You know you’re a writer when you neglect your blog for weeks on end because you’ve neglected your knitting and dolls, thus you have no projects to share, because you’ve spent all your time working on edits to a manuscript that might never see publication, because the pulse of the very real characters in your imaginary world compels you to keep at it just a little longer, because someday, one of these manuscripts will be the one.
(How’s that for a run-on sentence?)
Hello, my name is Laurie Germaine and I’m a write-a-holic.
I am a great writer and God blesses me with great ideas.
That’s my new mantra. I just realized it goes along with one of my two words for 2016, optimism. Now, before you think I’m all egotistical, I barely believe those words—which is why I have to speak them to myself every day. (Optimism, see?) I’ve come a long way in putting the kibosh on my negative thoughts—for the most part—but I haven’t replaced them with too many positives. Not intentionally, at any rate. Which means there’s a void left behind, and heaven forbid the untruths return to set up shop once again.
To prevent that, I have recently decided to start filling the void with positive stuff. Positive words. Because words have power, and when you say something long enough, you inevitably begin to believe it, and then it inevitably seeks a way to prove itself true. So I’ve heard. So I’ve read.
Proverbs 10:32 says, “The lips of the godly speak helpful words, but the mouth of the wicked speaks perverse words.”
Because I’m a Christian, I fall into the first category. Thus, I shouldn’t speak ill of myself, my talents, my worth, my purpose, etc., etc.
Proverbs 17:3 says, “Kind words are like honey—sweet to the soul and healthy for the body.”
’Nuff said, right? Flip it around and it means hateful words are caustic and poisonous. Shudder.
Ephesians 4:29 tells us, “Don’t use foul or abusive language. Let everything you say be good and helpful, so that your words will be an encouragement to those who hear them.”

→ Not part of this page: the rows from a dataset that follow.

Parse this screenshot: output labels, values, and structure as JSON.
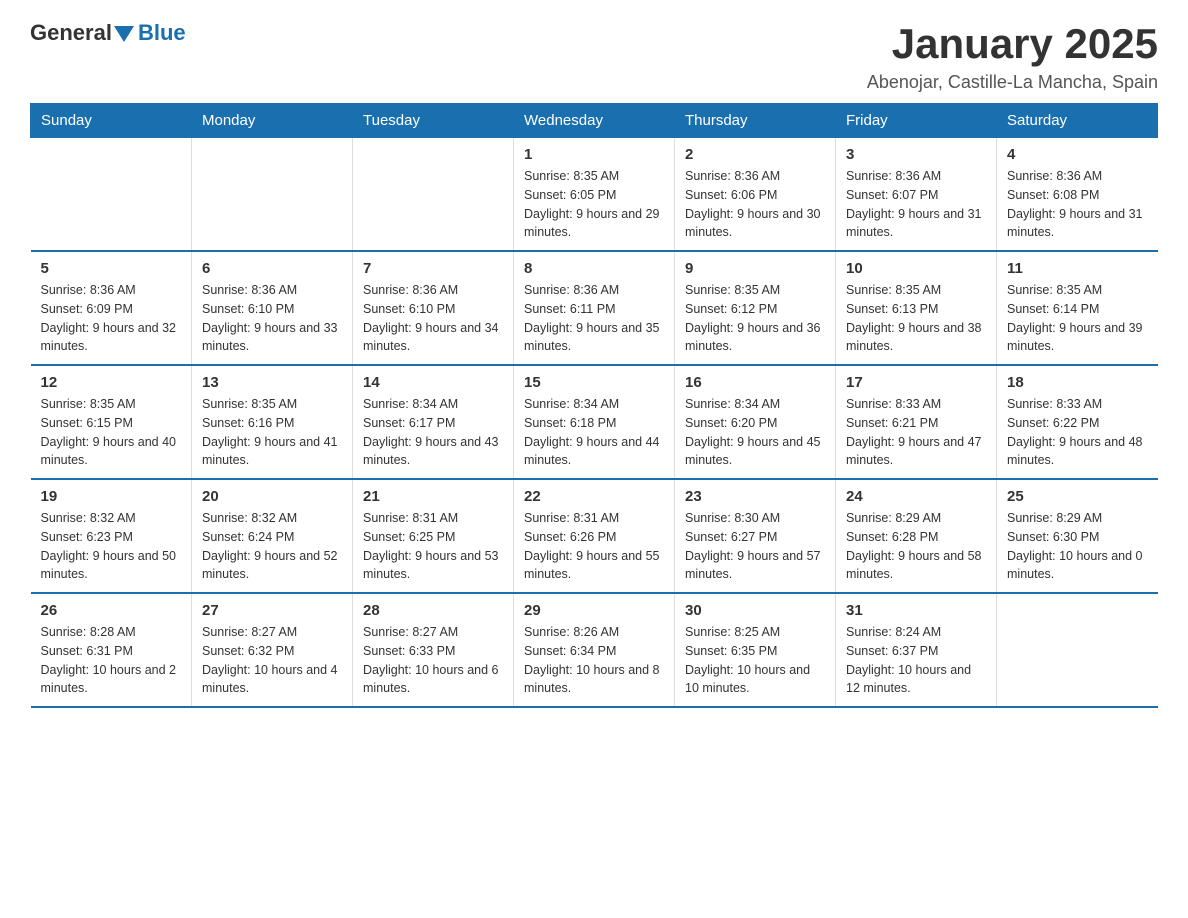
{
  "logo": {
    "general": "General",
    "blue": "Blue"
  },
  "title": "January 2025",
  "subtitle": "Abenojar, Castille-La Mancha, Spain",
  "weekdays": [
    "Sunday",
    "Monday",
    "Tuesday",
    "Wednesday",
    "Thursday",
    "Friday",
    "Saturday"
  ],
  "weeks": [
    [
      {
        "day": "",
        "info": ""
      },
      {
        "day": "",
        "info": ""
      },
      {
        "day": "",
        "info": ""
      },
      {
        "day": "1",
        "info": "Sunrise: 8:35 AM\nSunset: 6:05 PM\nDaylight: 9 hours and 29 minutes."
      },
      {
        "day": "2",
        "info": "Sunrise: 8:36 AM\nSunset: 6:06 PM\nDaylight: 9 hours and 30 minutes."
      },
      {
        "day": "3",
        "info": "Sunrise: 8:36 AM\nSunset: 6:07 PM\nDaylight: 9 hours and 31 minutes."
      },
      {
        "day": "4",
        "info": "Sunrise: 8:36 AM\nSunset: 6:08 PM\nDaylight: 9 hours and 31 minutes."
      }
    ],
    [
      {
        "day": "5",
        "info": "Sunrise: 8:36 AM\nSunset: 6:09 PM\nDaylight: 9 hours and 32 minutes."
      },
      {
        "day": "6",
        "info": "Sunrise: 8:36 AM\nSunset: 6:10 PM\nDaylight: 9 hours and 33 minutes."
      },
      {
        "day": "7",
        "info": "Sunrise: 8:36 AM\nSunset: 6:10 PM\nDaylight: 9 hours and 34 minutes."
      },
      {
        "day": "8",
        "info": "Sunrise: 8:36 AM\nSunset: 6:11 PM\nDaylight: 9 hours and 35 minutes."
      },
      {
        "day": "9",
        "info": "Sunrise: 8:35 AM\nSunset: 6:12 PM\nDaylight: 9 hours and 36 minutes."
      },
      {
        "day": "10",
        "info": "Sunrise: 8:35 AM\nSunset: 6:13 PM\nDaylight: 9 hours and 38 minutes."
      },
      {
        "day": "11",
        "info": "Sunrise: 8:35 AM\nSunset: 6:14 PM\nDaylight: 9 hours and 39 minutes."
      }
    ],
    [
      {
        "day": "12",
        "info": "Sunrise: 8:35 AM\nSunset: 6:15 PM\nDaylight: 9 hours and 40 minutes."
      },
      {
        "day": "13",
        "info": "Sunrise: 8:35 AM\nSunset: 6:16 PM\nDaylight: 9 hours and 41 minutes."
      },
      {
        "day": "14",
        "info": "Sunrise: 8:34 AM\nSunset: 6:17 PM\nDaylight: 9 hours and 43 minutes."
      },
      {
        "day": "15",
        "info": "Sunrise: 8:34 AM\nSunset: 6:18 PM\nDaylight: 9 hours and 44 minutes."
      },
      {
        "day": "16",
        "info": "Sunrise: 8:34 AM\nSunset: 6:20 PM\nDaylight: 9 hours and 45 minutes."
      },
      {
        "day": "17",
        "info": "Sunrise: 8:33 AM\nSunset: 6:21 PM\nDaylight: 9 hours and 47 minutes."
      },
      {
        "day": "18",
        "info": "Sunrise: 8:33 AM\nSunset: 6:22 PM\nDaylight: 9 hours and 48 minutes."
      }
    ],
    [
      {
        "day": "19",
        "info": "Sunrise: 8:32 AM\nSunset: 6:23 PM\nDaylight: 9 hours and 50 minutes."
      },
      {
        "day": "20",
        "info": "Sunrise: 8:32 AM\nSunset: 6:24 PM\nDaylight: 9 hours and 52 minutes."
      },
      {
        "day": "21",
        "info": "Sunrise: 8:31 AM\nSunset: 6:25 PM\nDaylight: 9 hours and 53 minutes."
      },
      {
        "day": "22",
        "info": "Sunrise: 8:31 AM\nSunset: 6:26 PM\nDaylight: 9 hours and 55 minutes."
      },
      {
        "day": "23",
        "info": "Sunrise: 8:30 AM\nSunset: 6:27 PM\nDaylight: 9 hours and 57 minutes."
      },
      {
        "day": "24",
        "info": "Sunrise: 8:29 AM\nSunset: 6:28 PM\nDaylight: 9 hours and 58 minutes."
      },
      {
        "day": "25",
        "info": "Sunrise: 8:29 AM\nSunset: 6:30 PM\nDaylight: 10 hours and 0 minutes."
      }
    ],
    [
      {
        "day": "26",
        "info": "Sunrise: 8:28 AM\nSunset: 6:31 PM\nDaylight: 10 hours and 2 minutes."
      },
      {
        "day": "27",
        "info": "Sunrise: 8:27 AM\nSunset: 6:32 PM\nDaylight: 10 hours and 4 minutes."
      },
      {
        "day": "28",
        "info": "Sunrise: 8:27 AM\nSunset: 6:33 PM\nDaylight: 10 hours and 6 minutes."
      },
      {
        "day": "29",
        "info": "Sunrise: 8:26 AM\nSunset: 6:34 PM\nDaylight: 10 hours and 8 minutes."
      },
      {
        "day": "30",
        "info": "Sunrise: 8:25 AM\nSunset: 6:35 PM\nDaylight: 10 hours and 10 minutes."
      },
      {
        "day": "31",
        "info": "Sunrise: 8:24 AM\nSunset: 6:37 PM\nDaylight: 10 hours and 12 minutes."
      },
      {
        "day": "",
        "info": ""
      }
    ]
  ]
}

Fitting for others’ ears…as well as my own.
In Philippians 4:8, Paul urges the church to “fix your thoughts on what is true, and honorable, and right, and pure, and lovely, and admirable. Think about things that are excellent and worthy of praise.”

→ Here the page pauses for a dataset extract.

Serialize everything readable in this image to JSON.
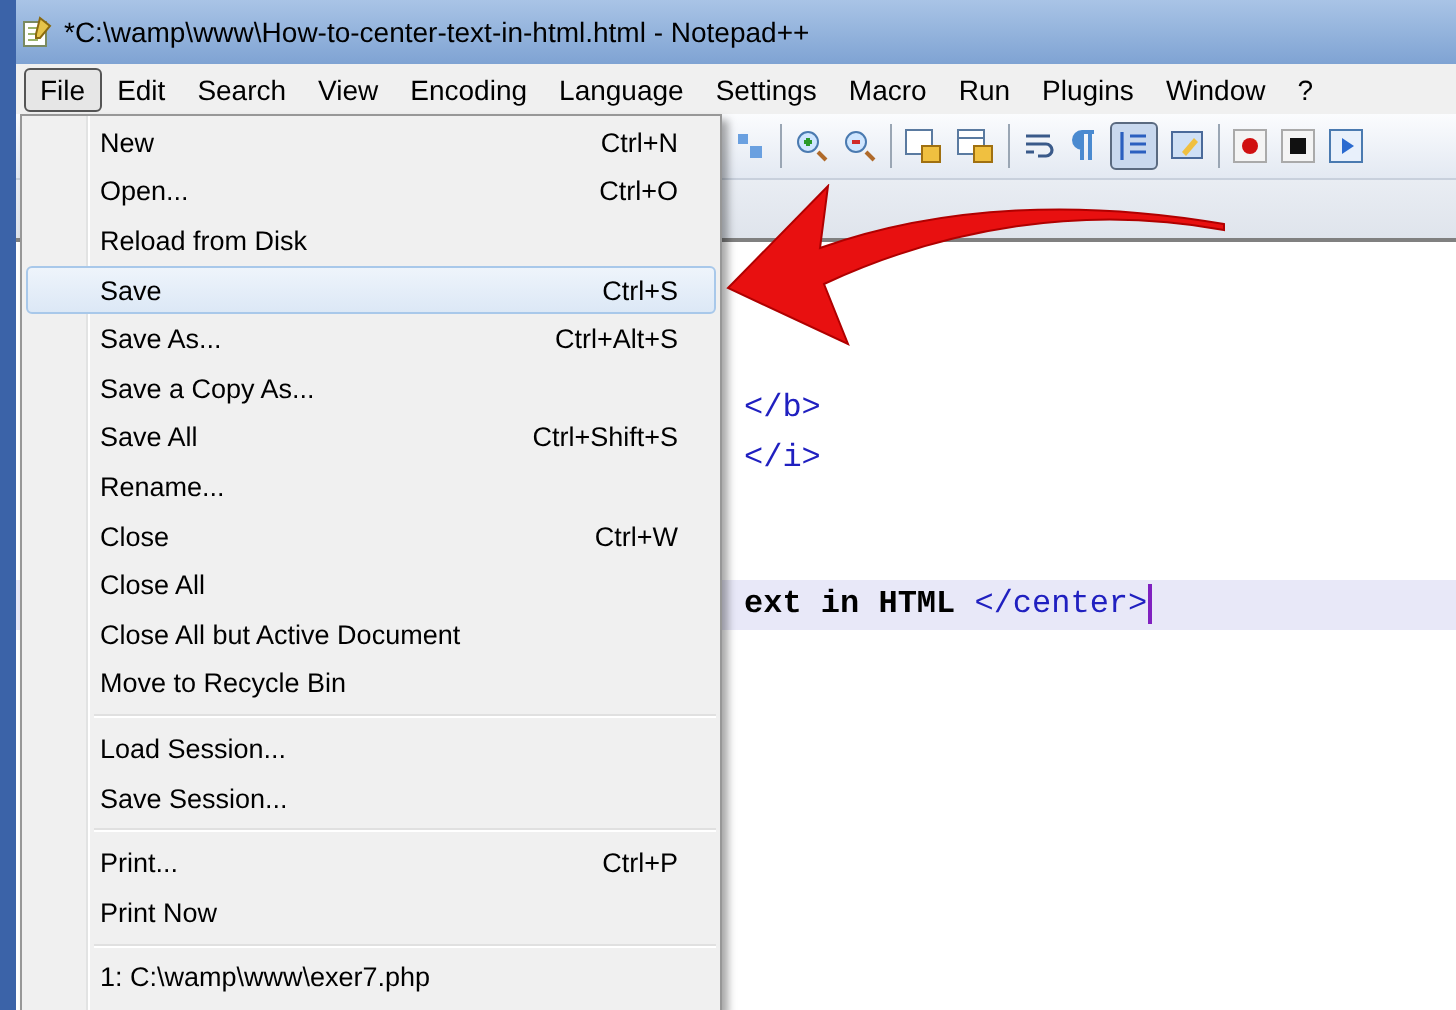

Words like “I can’t…” or “I’m not creative enough to…” or “I’ll never…” or cussing at myself in the mirror do not fall into the above categories.
Lastly, in 1 Peter 3:10, Peter tells the church, “For the Scriptures say, ‘If you want to enjoy life and see many happy days, keep your tongue from speaking evil, and your lips from telling lies.’”
This applies to both people I do life with as well as myself.
So why is it that when I’m dealing with myself there’s a disconnect? We’re not talking about boasting, here. We’re talking about uplifting, encouraging speech. Words that edify and build up. I would never speak to my children, my husband, or my friends the way I sometimes speak to myself—so why do I do it? Why am I sheepish and feel the need to ask for forgiveness when I speak my mantra aloud? It does me no good to believe the opposite. It probably pains God for me to believe the opposite. To say I’m a bad writer and have crummy ideas cripples me and keeps me from being everything God wants me to be. I know this—yet it’s still so hard for me to accept that I’m capable of having great ideas. That I’m capable of publication.
When I figure it out, I’ll let you know.
In the meantime, I’ll continue to claim it in the hopes I’ll see it bear fruition in the months and years to come. Because God’s given me a gift and I want to use it for His glory. And only He knows what that outcome will look like.
Although I’m pretty sure it won’t look like a Debbie Macomber.
(Wait. Would that be considered a negative thought?)